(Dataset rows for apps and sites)

- - -

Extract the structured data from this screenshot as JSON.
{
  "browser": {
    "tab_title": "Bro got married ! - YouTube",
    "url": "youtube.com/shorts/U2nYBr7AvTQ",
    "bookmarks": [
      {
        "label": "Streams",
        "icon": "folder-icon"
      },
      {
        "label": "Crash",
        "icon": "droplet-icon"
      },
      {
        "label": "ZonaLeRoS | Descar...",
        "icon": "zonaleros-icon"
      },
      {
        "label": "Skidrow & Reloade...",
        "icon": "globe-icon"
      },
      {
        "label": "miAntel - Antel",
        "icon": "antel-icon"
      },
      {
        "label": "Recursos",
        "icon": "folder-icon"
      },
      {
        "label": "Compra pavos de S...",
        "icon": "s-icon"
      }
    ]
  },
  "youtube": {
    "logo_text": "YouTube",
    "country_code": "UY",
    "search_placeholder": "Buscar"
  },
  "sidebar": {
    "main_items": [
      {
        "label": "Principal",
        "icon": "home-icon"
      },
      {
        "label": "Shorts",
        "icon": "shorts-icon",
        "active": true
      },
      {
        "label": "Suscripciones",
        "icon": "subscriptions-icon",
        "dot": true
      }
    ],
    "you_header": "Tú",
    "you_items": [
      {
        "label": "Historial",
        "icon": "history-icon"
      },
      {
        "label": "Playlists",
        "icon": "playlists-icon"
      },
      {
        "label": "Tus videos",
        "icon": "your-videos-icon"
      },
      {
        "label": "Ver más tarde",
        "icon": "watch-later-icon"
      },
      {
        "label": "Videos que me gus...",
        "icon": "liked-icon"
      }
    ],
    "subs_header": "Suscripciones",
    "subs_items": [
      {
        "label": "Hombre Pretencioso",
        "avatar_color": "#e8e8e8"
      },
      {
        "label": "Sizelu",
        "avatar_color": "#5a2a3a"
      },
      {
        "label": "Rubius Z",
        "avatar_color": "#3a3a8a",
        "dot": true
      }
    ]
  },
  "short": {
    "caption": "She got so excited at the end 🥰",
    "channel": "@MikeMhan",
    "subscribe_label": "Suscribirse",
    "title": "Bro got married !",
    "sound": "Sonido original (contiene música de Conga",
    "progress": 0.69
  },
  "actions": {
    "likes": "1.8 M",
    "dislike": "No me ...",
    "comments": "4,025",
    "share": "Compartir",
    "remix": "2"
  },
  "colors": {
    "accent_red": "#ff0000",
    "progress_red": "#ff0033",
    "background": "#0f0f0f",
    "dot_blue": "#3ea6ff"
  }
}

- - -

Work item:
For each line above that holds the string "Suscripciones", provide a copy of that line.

Result of this exercise:
        "label": "Suscripciones",
    "subs_header": "Suscripciones",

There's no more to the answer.